### ABOUT THIS TASK:
Search the records below for "Templates"; copy each line that has it.

---- DATA FOR REVIEW

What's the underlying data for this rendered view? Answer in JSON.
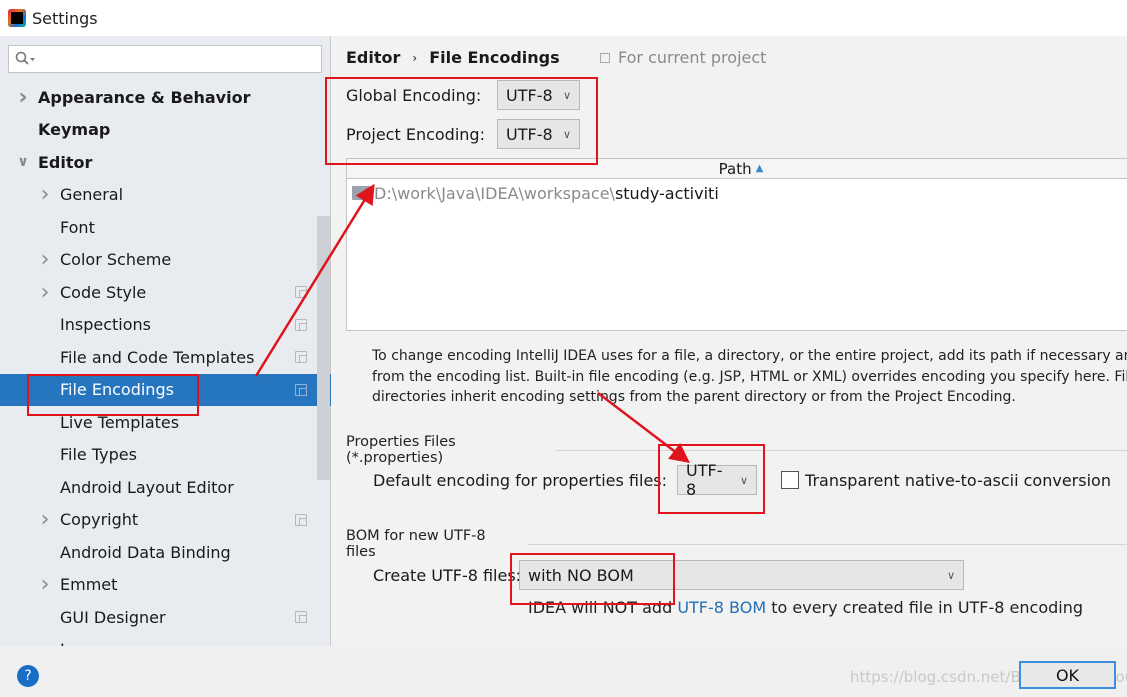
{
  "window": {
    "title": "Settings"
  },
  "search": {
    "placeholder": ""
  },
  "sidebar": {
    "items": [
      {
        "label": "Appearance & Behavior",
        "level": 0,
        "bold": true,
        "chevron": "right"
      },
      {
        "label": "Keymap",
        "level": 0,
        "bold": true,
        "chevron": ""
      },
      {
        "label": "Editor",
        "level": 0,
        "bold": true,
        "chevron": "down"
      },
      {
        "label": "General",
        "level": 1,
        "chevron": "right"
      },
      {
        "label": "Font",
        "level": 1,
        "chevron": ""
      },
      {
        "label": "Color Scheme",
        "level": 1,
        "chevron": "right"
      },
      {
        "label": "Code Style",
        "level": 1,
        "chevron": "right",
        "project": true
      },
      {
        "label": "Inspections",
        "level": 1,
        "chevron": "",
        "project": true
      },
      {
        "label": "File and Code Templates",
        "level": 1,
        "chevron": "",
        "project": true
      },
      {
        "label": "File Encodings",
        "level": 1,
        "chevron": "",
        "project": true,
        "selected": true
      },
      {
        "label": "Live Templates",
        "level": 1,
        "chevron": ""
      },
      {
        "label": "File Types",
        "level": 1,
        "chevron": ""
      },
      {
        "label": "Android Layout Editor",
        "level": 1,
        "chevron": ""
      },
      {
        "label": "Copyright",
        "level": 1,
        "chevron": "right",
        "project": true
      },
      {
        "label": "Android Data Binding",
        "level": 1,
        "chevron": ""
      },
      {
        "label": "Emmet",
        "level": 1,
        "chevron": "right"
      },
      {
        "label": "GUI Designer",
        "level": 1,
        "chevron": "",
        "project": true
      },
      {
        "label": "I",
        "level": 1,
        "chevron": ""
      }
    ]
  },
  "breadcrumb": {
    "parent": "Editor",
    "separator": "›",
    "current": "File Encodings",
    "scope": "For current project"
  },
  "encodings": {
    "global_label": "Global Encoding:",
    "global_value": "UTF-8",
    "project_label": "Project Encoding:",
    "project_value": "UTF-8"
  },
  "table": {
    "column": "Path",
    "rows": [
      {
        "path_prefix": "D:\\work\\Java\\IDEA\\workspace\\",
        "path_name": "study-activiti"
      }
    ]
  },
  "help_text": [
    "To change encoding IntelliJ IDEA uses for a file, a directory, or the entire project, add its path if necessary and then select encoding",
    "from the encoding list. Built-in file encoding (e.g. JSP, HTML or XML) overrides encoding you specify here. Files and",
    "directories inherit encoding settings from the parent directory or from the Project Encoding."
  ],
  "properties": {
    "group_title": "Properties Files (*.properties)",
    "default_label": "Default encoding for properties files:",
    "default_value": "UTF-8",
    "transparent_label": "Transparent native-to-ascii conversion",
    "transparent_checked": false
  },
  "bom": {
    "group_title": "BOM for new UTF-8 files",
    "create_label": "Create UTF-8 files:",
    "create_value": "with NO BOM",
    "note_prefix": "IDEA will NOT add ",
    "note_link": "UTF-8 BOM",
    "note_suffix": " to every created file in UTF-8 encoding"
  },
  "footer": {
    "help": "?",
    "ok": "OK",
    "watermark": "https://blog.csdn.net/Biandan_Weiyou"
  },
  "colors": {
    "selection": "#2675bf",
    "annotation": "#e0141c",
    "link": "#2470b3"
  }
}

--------

### COMPLETED TASK:
        "label": "File and Code Templates",
        "label": "Live Templates",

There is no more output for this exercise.